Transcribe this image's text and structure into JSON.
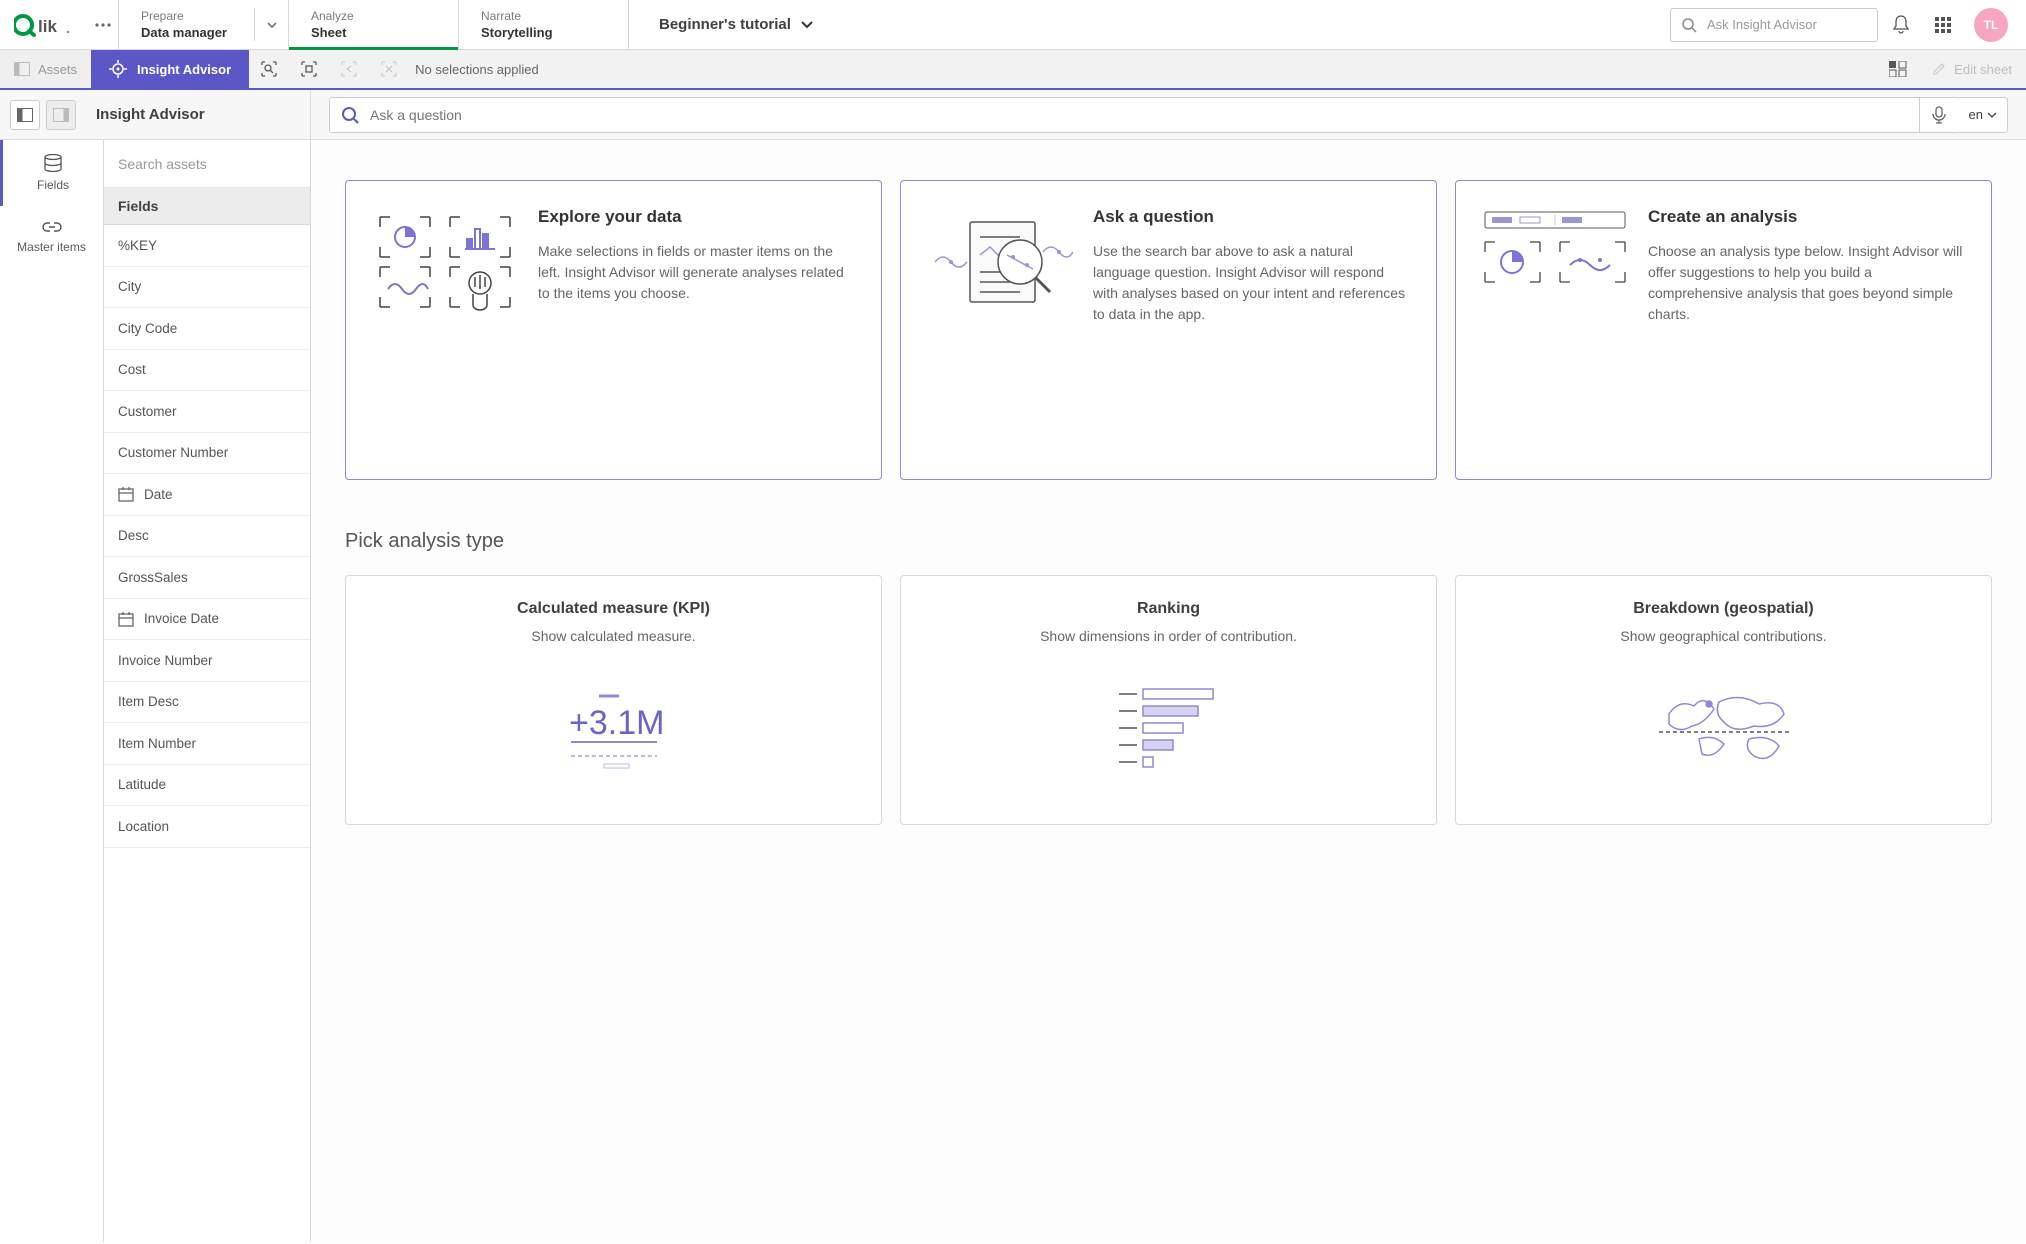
{
  "topnav": {
    "tabs": [
      {
        "sup": "Prepare",
        "sub": "Data manager"
      },
      {
        "sup": "Analyze",
        "sub": "Sheet"
      },
      {
        "sup": "Narrate",
        "sub": "Storytelling"
      }
    ],
    "app_title": "Beginner's tutorial",
    "search_placeholder": "Ask Insight Advisor",
    "avatar_initials": "TL"
  },
  "secondbar": {
    "assets_label": "Assets",
    "ia_label": "Insight Advisor",
    "no_selections": "No selections applied",
    "edit_sheet": "Edit sheet"
  },
  "thirdbar": {
    "title": "Insight Advisor",
    "question_placeholder": "Ask a question",
    "lang": "en"
  },
  "lefttabs": {
    "fields": "Fields",
    "master": "Master items"
  },
  "assets": {
    "search_placeholder": "Search assets",
    "header": "Fields",
    "items": [
      {
        "label": "%KEY",
        "icon": ""
      },
      {
        "label": "City",
        "icon": ""
      },
      {
        "label": "City Code",
        "icon": ""
      },
      {
        "label": "Cost",
        "icon": ""
      },
      {
        "label": "Customer",
        "icon": ""
      },
      {
        "label": "Customer Number",
        "icon": ""
      },
      {
        "label": "Date",
        "icon": "date"
      },
      {
        "label": "Desc",
        "icon": ""
      },
      {
        "label": "GrossSales",
        "icon": ""
      },
      {
        "label": "Invoice Date",
        "icon": "date"
      },
      {
        "label": "Invoice Number",
        "icon": ""
      },
      {
        "label": "Item Desc",
        "icon": ""
      },
      {
        "label": "Item Number",
        "icon": ""
      },
      {
        "label": "Latitude",
        "icon": ""
      },
      {
        "label": "Location",
        "icon": ""
      }
    ]
  },
  "cards": [
    {
      "title": "Explore your data",
      "body": "Make selections in fields or master items on the left. Insight Advisor will generate analyses related to the items you choose."
    },
    {
      "title": "Ask a question",
      "body": "Use the search bar above to ask a natural language question. Insight Advisor will respond with analyses based on your intent and references to data in the app."
    },
    {
      "title": "Create an analysis",
      "body": "Choose an analysis type below. Insight Advisor will offer suggestions to help you build a comprehensive analysis that goes beyond simple charts."
    }
  ],
  "analysis": {
    "section_title": "Pick analysis type",
    "types": [
      {
        "title": "Calculated measure (KPI)",
        "desc": "Show calculated measure."
      },
      {
        "title": "Ranking",
        "desc": "Show dimensions in order of contribution."
      },
      {
        "title": "Breakdown (geospatial)",
        "desc": "Show geographical contributions."
      }
    ]
  }
}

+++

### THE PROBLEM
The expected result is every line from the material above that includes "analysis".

### TASK RESPONSE
      "title": "Create an analysis",
      "body": "Choose an analysis type below. Insight Advisor will offer suggestions to help you build a comprehensive analysis that goes beyond simple charts."
  "analysis": {
    "section_title": "Pick analysis type",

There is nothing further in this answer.